Weather: You can’t be a Missourian and not talk about the weather. This is a screen shot of the temps we’ve had lately, and there’s no rain or relief in site. It’s strange, once it’s over 100 degrees,  you don’t really notice the difference. I’ve desperately been trying to keep my flowers alive. A few have bit the dust. I should’ve taken a picture of the dead ones to remind me that everything changes; everything dies; it’s just a matter of time. I’ve been giving the birds fresh water several times a day. We’ve created quite the oasis for our feathered friends. I’ve mostly been doing my bird watching through a window these days. I rearranged some furniture downstairs just so I’d have a special place to enjoy their antics. Sometimes there are four birds splashing in the birdbath at once. It makes me smile!

Hydrangeas from our yard and
my grandmother’s antique mirror

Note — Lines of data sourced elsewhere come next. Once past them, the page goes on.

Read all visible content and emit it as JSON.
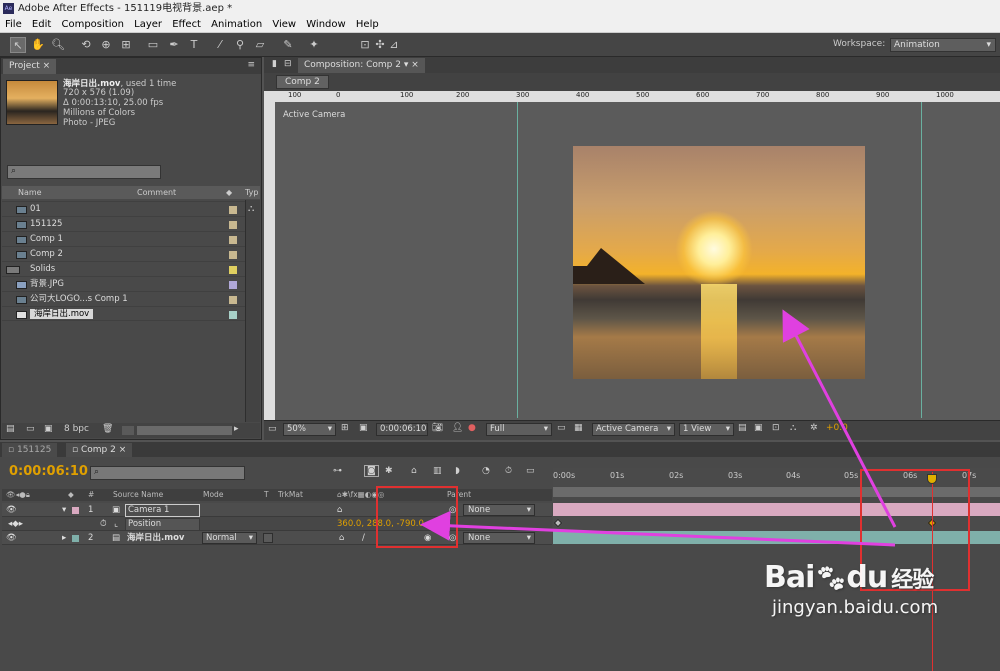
{
  "window": {
    "title": "Adobe After Effects - 151119电视背景.aep *",
    "icon": "Ae"
  },
  "menu": [
    "File",
    "Edit",
    "Composition",
    "Layer",
    "Effect",
    "Animation",
    "View",
    "Window",
    "Help"
  ],
  "toolbar": {
    "tools": [
      "selection-tool-icon",
      "hand-tool-icon",
      "zoom-tool-icon",
      "rotate-tool-icon",
      "orbit-camera-icon",
      "track-xy-icon",
      "rectangle-tool-icon",
      "pen-tool-icon",
      "type-tool-icon",
      "brush-tool-icon",
      "clone-stamp-icon",
      "eraser-icon",
      "roto-brush-icon",
      "puppet-pin-icon"
    ],
    "workspace_label": "Workspace:",
    "workspace_value": "Animation"
  },
  "project": {
    "tab": "Project",
    "selected_name": "海岸日出.mov",
    "used": ", used 1 time",
    "info": [
      "720 x 576 (1.09)",
      "Δ 0:00:13:10, 25.00 fps",
      "Millions of Colors",
      "Photo - JPEG"
    ],
    "columns": {
      "name": "Name",
      "comment": "Comment",
      "type": "Typ"
    },
    "items": [
      {
        "name": "01",
        "label_color": "#c8b890"
      },
      {
        "name": "151125",
        "label_color": "#c8b890"
      },
      {
        "name": "Comp 1",
        "label_color": "#c8b890"
      },
      {
        "name": "Comp 2",
        "label_color": "#c8b890"
      },
      {
        "name": "Solids",
        "label_color": "#e0d060"
      },
      {
        "name": "背景.JPG",
        "label_color": "#b0a8d8"
      },
      {
        "name": "公司大LOGO...s Comp 1",
        "label_color": "#c8b890"
      },
      {
        "name": "海岸日出.mov",
        "label_color": "#a8d0c8"
      }
    ],
    "bpc": "8 bpc"
  },
  "composition": {
    "tab": "Composition: Comp 2",
    "sub_tab": "Comp 2",
    "view_label": "Active Camera",
    "ruler_ticks": [
      "100",
      "0",
      "100",
      "200",
      "300",
      "400",
      "500",
      "600",
      "700",
      "800",
      "900",
      "1000"
    ],
    "footer": {
      "zoom": "50%",
      "timecode": "0:00:06:10",
      "resolution": "Full",
      "camera": "Active Camera",
      "views": "1 View",
      "exposure": "+0.0"
    }
  },
  "timeline": {
    "tabs": [
      "151125",
      "Comp 2"
    ],
    "timecode": "0:00:06:10",
    "columns": {
      "source": "Source Name",
      "mode": "Mode",
      "t": "T",
      "trkmat": "TrkMat",
      "parent": "Parent"
    },
    "layers": [
      {
        "num": "1",
        "name": "Camera 1",
        "parent": "None",
        "label_color": "#d9a9c0"
      },
      {
        "num": "2",
        "name": "海岸日出.mov",
        "mode": "Normal",
        "parent": "None",
        "label_color": "#7fb0aa"
      }
    ],
    "property": {
      "name": "Position",
      "value": "360.0, 288.0, -790.0"
    },
    "time_ticks": [
      "0:00s",
      "01s",
      "02s",
      "03s",
      "04s",
      "05s",
      "06s",
      "07s"
    ],
    "cti_time_sec": 6.4
  },
  "watermark": {
    "logo": "Bai",
    "logo2": "du",
    "logo3": "经验",
    "url": "jingyan.baidu.com"
  }
}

Photography: Now that I have glasses where I can see close up and far away, I’m going to try to learn photography. I actually had some decent photography and darkroom skills as a journalism major in college, but I have forgotten everything I used to know. Up until now, I’ve just bossed Greg around telling him what pictures I need for the blog—actually, the system has worked out pretty well! But I think it will be good for my brain to focus on learning something new. This picture took me about an hour, with Greg’s help.

The heart and mind are the true lens of the camera.

         –Yousuf Karsh

There’s Something About Birds

Photo by Greg Markway

I had planned to write about meditation today. I’m on Day 5 of Sharon Salzberg’s 28 day meditation challenge and I was going to share how it’s going. Here’s the short version: It’s been fairly boring. Actually, it hasn’t been as bad as I thought. I’ve always had this aversion to formal meditation practice. I like to be doing things. I don’t know, but it might be my German heritage that values productivity (which I’m not knocking; productivity has it’s place). I’m just not so good at being. But all the books I’m reading on self-compassion say that meditation and mindfulness are keys to learning to be kind to oneself. So when I read online about this meditation challenge, I thought, “Hey, I’m in.”

So this morning I’m doing my “sitting”–that’s the lingo for meditation practice. My eyes are closed gently and I’m focusing on my breathing the best I can. I’m letting thoughts come and go gently. I’m trying not to be judgmental (I really suck at this) or expect too much (I’m not having any great insights). I start feeling sleepy. I remember reading that if this happens to open your eyes slightly, which I do. Out of the corner of my eye I see all kinds of commotion out on our deck. There are so many birds flying in the trees. Then the dogs, Lily and Larry, go wild barking to be let out the back door. Now I have a dilemma. Do I keep “sitting”? I’m sure advanced meditators are used to dealing with distractions. But this is too big of a distraction. Now Greg is coming from the other room to see what’s going on. Well, my formal meditation practice ends, but my informal mindfulness practice is just beginning.

For about fifteen minutes, I stand there staring at these amazing creatures. I focused on the cedar waxwings, which I’d never seen before. I noticed their beautiful aerodynamic shape with what appeared to be a black mask across their eyes. They had touches of yellow with a fluorescent red tip on their wings. There were also about a half a dozen bluebirds feeding at the same time. I never before realized how much beautiful color could be right outside my window on a winter day.

This is practice, too. Being open to the present moment. Being open to the unexpected.

Greg went and got the camera and took a few pictures. Soon the birds flew away. Ahhh. Change. Moments are here. Then they’re gone.

Yes, this is practice, with all it’s lessons, both boring and beautiful.

Here are a few other pictures Greg took this morning along with some quotes I found:

“Take this tip from nature: The woods would be a very silent place if no birds sang except those who sang best.” –Bernard Meltzer

“In order to see birds it is necessary to become part of the silence.”            –Robert Lynd

“No bird soars too high if he soars with his own wings.”                                    –William Blake

“A bird does not sing because it has an answer. It sings because it has a song.”     –Chinese Proverb